According to biodata scientist Daniel Himmelstein University of Pennsylvania and his colleagues, who recently investigated the impact of Sci-Hub, the pirate site currently provides access to more than two-thirds of all scholarly articles in the world.

When asked what publishers could do to stop new papers from being added to Sci-Hub, Himmelstein said: The issue is, the more protective the publishers are, the more difficult they make legitimate access, and that could drive people to use Sci-Hub.

This means that titles from a range of publishers are available on an unlimited concurrent user basis, and there are no limitations on printing, saving, or downloading. Further, no sign-in or Adobe ID is required, and no special software is needed for access.

Librarians have the choice between the DRM-free unlimited user version of a title or a limited user model with standard DRM-protection, which may include single user, three user or concurrent access. Publishers have the authority to determine which titles to include, and research shows that DRM-free titles achieve higher use and greater sell-through.

Many publishers saw this opportunity immediately and signed on, and others are taking a wait-and-see approach, or are participating on a more limited, experimental basis. We believe once we have a chance to collect more data, thanks to the early adopters, more publishers will choose to participate with more content.

EBSCO has been working with advisory boards, library and publisher focus groups and end users for over two years to determine how to develop a sustainable approach to DRM-free ebooks via its multi-publisher platform.

Even if a library purchases a package from a large publisher, they may still favor that same publisher when they are selecting individual titles—just because they have DRM-free options.

When a major aggregator like EBSCO incorporates DRM-free titles from a wide range of publishers, big and small, into its platform, publishers now have an avenue to compete.
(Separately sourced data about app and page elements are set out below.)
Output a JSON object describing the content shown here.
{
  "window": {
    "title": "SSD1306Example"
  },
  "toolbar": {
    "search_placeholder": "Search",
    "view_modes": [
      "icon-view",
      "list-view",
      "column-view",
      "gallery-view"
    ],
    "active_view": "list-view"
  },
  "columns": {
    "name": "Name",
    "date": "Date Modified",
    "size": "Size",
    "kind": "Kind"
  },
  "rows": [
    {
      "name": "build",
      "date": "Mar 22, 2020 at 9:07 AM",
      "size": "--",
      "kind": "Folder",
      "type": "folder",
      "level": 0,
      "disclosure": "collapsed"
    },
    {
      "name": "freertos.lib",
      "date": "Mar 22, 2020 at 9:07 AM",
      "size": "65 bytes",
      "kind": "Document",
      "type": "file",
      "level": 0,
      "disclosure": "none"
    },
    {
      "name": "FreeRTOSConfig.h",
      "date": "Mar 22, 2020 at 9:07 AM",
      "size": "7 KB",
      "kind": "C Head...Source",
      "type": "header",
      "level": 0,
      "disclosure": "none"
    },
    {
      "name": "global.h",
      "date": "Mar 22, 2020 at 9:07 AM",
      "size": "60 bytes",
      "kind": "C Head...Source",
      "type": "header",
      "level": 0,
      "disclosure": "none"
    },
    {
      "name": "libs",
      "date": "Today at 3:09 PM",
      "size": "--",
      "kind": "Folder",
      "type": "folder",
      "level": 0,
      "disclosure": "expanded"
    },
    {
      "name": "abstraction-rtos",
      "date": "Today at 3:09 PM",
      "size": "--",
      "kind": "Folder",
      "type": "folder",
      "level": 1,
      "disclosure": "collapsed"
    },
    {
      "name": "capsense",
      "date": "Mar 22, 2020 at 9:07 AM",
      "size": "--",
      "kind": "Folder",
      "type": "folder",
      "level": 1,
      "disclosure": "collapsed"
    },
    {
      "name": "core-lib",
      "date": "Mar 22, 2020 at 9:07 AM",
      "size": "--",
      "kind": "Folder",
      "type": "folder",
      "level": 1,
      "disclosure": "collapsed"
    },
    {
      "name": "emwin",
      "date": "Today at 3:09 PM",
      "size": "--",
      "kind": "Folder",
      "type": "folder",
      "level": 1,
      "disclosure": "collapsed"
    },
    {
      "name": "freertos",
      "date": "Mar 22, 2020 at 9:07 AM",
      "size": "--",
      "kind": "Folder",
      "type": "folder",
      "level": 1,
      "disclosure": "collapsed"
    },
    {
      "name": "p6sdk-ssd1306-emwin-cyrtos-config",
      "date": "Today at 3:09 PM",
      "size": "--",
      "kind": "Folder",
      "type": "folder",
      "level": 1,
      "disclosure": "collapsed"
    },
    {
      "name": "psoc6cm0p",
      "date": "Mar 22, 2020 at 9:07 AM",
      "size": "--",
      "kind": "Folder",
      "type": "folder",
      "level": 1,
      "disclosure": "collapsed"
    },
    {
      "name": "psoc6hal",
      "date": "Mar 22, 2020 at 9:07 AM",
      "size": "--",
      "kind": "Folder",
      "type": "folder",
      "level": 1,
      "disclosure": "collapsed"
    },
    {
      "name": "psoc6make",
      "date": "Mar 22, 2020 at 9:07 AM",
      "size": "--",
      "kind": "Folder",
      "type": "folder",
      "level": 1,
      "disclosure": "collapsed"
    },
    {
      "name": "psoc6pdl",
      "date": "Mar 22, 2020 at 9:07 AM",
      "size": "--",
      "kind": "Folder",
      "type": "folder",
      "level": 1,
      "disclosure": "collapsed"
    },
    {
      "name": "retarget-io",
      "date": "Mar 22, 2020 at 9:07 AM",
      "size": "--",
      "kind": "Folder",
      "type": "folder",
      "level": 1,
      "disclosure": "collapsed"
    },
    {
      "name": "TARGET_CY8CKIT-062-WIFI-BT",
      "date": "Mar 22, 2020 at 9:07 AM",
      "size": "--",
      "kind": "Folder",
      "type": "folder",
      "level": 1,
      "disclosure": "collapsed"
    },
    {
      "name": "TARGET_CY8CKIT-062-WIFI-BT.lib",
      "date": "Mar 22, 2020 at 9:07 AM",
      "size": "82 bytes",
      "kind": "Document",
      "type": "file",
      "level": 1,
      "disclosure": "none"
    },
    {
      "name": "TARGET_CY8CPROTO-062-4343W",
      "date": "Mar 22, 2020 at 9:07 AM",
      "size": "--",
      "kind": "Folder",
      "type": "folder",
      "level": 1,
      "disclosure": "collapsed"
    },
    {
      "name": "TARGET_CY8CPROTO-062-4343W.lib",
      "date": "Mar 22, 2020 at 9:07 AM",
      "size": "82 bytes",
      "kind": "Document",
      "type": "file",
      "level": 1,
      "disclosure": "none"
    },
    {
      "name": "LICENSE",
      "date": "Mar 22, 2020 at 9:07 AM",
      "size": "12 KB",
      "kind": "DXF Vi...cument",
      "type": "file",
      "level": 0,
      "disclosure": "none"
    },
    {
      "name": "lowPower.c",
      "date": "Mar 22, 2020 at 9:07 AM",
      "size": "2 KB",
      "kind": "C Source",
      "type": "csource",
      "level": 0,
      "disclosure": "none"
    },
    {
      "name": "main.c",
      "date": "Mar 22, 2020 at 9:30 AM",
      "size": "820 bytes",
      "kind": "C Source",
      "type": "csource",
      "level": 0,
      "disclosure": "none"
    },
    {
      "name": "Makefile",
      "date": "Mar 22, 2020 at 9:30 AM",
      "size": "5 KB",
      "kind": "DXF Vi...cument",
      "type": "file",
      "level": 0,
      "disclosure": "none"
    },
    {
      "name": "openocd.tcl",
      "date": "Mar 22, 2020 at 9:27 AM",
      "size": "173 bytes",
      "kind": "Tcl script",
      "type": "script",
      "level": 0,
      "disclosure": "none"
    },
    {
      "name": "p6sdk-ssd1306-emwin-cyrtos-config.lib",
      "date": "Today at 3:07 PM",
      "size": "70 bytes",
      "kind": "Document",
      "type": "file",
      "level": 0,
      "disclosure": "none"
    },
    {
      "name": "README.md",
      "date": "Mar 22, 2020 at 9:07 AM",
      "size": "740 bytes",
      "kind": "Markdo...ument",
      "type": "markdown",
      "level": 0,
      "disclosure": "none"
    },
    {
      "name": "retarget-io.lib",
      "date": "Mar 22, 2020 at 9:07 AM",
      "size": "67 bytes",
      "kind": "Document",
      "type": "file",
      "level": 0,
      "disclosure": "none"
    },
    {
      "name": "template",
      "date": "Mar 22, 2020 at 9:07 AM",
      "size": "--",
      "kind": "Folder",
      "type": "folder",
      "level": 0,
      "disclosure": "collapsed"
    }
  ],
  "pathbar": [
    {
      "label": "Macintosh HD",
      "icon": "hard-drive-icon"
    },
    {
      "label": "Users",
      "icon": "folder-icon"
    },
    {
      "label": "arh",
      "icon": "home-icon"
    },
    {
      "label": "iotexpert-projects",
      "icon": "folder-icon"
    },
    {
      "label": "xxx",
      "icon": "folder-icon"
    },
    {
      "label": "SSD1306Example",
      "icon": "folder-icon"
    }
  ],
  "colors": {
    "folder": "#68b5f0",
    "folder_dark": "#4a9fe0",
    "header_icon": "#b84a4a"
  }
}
Publishers also have the flexibility to pick and choose which books to make DRM-free when there are circumstances that require this.Ebooks and textbooks each have benefits, but both also have drawbacks.

To determine which is the right choice for you, read on to learn about the. A 4GB tablet filled with 3, e-books weighs a billionth of a billionth of a gram more than if it were empty of data - a difference that is approximately the same weight as a molecule of DNA.

The same number of physical books would weigh about two tons. E-books are becoming a more popular choice among kids, but is high-tech as good as print for the youngest readers?

Find out how they stack up. Here's a rundown on the pros and cons of swapping textbooks for digital versions Ease of useIn , Alex Thayer of th.

4 pros and cons of e-readers vs. textbooks. Kindle Buffet: Find and download the best free books, magazines and newspapers for your Kindle, iPhone, iPad or Android [Steve Weber] on timberdesignmag.com *FREE* shipping on qualifying offers.

Books at Amazon

One of the best things about Amazon's Kindle system is that many popular books are offered completely free of charge during brief promotional periods. Six BuzzFeed employees engage in a vicious debate to decide which books are better, printed or electric.

Moderated by Nathan Pyle. Nathan Pyle: Many say, "E-books are a minor blip on history's.

The Future of Education: Textbooks vs. eBooks - timberdesignmag.com